**Data shown**
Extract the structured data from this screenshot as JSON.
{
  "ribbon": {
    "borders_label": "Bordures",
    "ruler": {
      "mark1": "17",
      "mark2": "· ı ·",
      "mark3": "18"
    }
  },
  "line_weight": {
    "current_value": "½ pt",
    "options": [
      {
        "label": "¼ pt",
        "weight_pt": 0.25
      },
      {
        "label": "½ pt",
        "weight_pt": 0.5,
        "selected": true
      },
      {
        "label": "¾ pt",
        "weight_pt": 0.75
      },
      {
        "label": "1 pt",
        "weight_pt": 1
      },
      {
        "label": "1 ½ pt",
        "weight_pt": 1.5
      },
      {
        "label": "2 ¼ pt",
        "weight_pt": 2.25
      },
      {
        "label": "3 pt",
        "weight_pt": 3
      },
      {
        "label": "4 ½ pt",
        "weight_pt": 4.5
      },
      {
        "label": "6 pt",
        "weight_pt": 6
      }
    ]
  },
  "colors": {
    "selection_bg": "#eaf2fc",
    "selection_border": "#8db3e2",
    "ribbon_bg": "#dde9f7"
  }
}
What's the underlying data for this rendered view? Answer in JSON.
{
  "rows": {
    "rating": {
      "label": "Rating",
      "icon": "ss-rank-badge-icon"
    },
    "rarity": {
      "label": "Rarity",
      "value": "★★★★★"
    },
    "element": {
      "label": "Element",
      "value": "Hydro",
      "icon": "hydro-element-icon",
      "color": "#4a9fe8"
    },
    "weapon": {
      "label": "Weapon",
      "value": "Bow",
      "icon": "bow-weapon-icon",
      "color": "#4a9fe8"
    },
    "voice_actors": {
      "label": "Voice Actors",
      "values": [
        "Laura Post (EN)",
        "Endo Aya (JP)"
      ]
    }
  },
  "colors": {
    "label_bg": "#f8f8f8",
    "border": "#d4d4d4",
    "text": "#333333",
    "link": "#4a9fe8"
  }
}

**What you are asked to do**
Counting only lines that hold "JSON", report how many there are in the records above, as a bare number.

**Result**
2